§ Exercise goal
Write out all of the data again, precisely as it appears.
-- Data records follows --
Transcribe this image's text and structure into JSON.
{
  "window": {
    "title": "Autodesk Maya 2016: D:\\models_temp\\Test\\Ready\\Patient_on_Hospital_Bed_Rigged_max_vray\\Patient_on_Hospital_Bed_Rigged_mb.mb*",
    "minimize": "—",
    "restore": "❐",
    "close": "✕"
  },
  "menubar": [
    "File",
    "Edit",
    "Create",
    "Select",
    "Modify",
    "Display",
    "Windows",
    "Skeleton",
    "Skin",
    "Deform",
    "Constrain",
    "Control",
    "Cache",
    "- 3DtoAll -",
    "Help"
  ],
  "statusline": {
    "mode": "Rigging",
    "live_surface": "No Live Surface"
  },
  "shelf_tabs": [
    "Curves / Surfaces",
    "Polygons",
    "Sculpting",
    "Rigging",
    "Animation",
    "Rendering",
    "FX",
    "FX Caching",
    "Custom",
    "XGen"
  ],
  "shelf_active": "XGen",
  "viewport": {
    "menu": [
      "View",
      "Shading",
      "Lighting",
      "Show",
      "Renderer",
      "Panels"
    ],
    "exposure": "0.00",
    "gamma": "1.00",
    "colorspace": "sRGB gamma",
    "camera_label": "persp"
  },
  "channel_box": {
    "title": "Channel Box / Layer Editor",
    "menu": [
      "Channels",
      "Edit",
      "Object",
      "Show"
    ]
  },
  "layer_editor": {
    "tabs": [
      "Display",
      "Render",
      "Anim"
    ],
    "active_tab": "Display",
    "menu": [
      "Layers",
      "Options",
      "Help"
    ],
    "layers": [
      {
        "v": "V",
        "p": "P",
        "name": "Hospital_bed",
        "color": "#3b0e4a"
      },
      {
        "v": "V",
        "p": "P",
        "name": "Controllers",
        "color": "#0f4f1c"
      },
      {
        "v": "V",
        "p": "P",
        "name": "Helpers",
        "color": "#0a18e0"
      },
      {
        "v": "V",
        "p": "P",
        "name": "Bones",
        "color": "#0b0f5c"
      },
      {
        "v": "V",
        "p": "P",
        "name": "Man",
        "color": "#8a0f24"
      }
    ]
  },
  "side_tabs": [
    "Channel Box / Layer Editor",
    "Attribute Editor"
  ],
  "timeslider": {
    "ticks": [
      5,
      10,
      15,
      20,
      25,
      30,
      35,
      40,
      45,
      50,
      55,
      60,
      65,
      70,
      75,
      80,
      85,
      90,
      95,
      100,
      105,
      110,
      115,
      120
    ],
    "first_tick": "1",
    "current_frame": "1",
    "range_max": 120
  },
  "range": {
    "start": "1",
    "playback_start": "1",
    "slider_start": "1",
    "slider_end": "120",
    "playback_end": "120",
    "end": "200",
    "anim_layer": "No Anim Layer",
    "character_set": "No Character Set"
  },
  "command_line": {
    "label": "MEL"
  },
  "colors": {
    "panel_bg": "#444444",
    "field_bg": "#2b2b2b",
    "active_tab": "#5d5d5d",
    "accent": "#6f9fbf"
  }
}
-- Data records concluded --
§ Response to the exercise
Transcribe this image's text and structure into JSON.
{
  "window": {
    "title": "Autodesk Maya 2016: D:\\models_temp\\Test\\Ready\\Patient_on_Hospital_Bed_Rigged_max_vray\\Patient_on_Hospital_Bed_Rigged_mb.mb*",
    "minimize": "—",
    "restore": "❐",
    "close": "✕"
  },
  "menubar": [
    "File",
    "Edit",
    "Create",
    "Select",
    "Modify",
    "Display",
    "Windows",
    "Skeleton",
    "Skin",
    "Deform",
    "Constrain",
    "Control",
    "Cache",
    "- 3DtoAll -",
    "Help"
  ],
  "statusline": {
    "mode": "Rigging",
    "live_surface": "No Live Surface"
  },
  "shelf_tabs": [
    "Curves / Surfaces",
    "Polygons",
    "Sculpting",
    "Rigging",
    "Animation",
    "Rendering",
    "FX",
    "FX Caching",
    "Custom",
    "XGen"
  ],
  "shelf_active": "XGen",
  "viewport": {
    "menu": [
      "View",
      "Shading",
      "Lighting",
      "Show",
      "Renderer",
      "Panels"
    ],
    "exposure": "0.00",
    "gamma": "1.00",
    "colorspace": "sRGB gamma",
    "camera_label": "persp"
  },
  "channel_box": {
    "title": "Channel Box / Layer Editor",
    "menu": [
      "Channels",
      "Edit",
      "Object",
      "Show"
    ]
  },
  "layer_editor": {
    "tabs": [
      "Display",
      "Render",
      "Anim"
    ],
    "active_tab": "Display",
    "menu": [
      "Layers",
      "Options",
      "Help"
    ],
    "layers": [
      {
        "v": "V",
        "p": "P",
        "name": "Hospital_bed",
        "color": "#3b0e4a"
      },
      {
        "v": "V",
        "p": "P",
        "name": "Controllers",
        "color": "#0f4f1c"
      },
      {
        "v": "V",
        "p": "P",
        "name": "Helpers",
        "color": "#0a18e0"
      },
      {
        "v": "V",
        "p": "P",
        "name": "Bones",
        "color": "#0b0f5c"
      },
      {
        "v": "V",
        "p": "P",
        "name": "Man",
        "color": "#8a0f24"
      }
    ]
  },
  "side_tabs": [
    "Channel Box / Layer Editor",
    "Attribute Editor"
  ],
  "timeslider": {
    "ticks": [
      5,
      10,
      15,
      20,
      25,
      30,
      35,
      40,
      45,
      50,
      55,
      60,
      65,
      70,
      75,
      80,
      85,
      90,
      95,
      100,
      105,
      110,
      115,
      120
    ],
    "first_tick": "1",
    "current_frame": "1",
    "range_max": 120
  },
  "range": {
    "start": "1",
    "playback_start": "1",
    "slider_start": "1",
    "slider_end": "120",
    "playback_end": "120",
    "end": "200",
    "anim_layer": "No Anim Layer",
    "character_set": "No Character Set"
  },
  "command_line": {
    "label": "MEL"
  },
  "colors": {
    "panel_bg": "#444444",
    "field_bg": "#2b2b2b",
    "active_tab": "#5d5d5d",
    "accent": "#6f9fbf"
  }
}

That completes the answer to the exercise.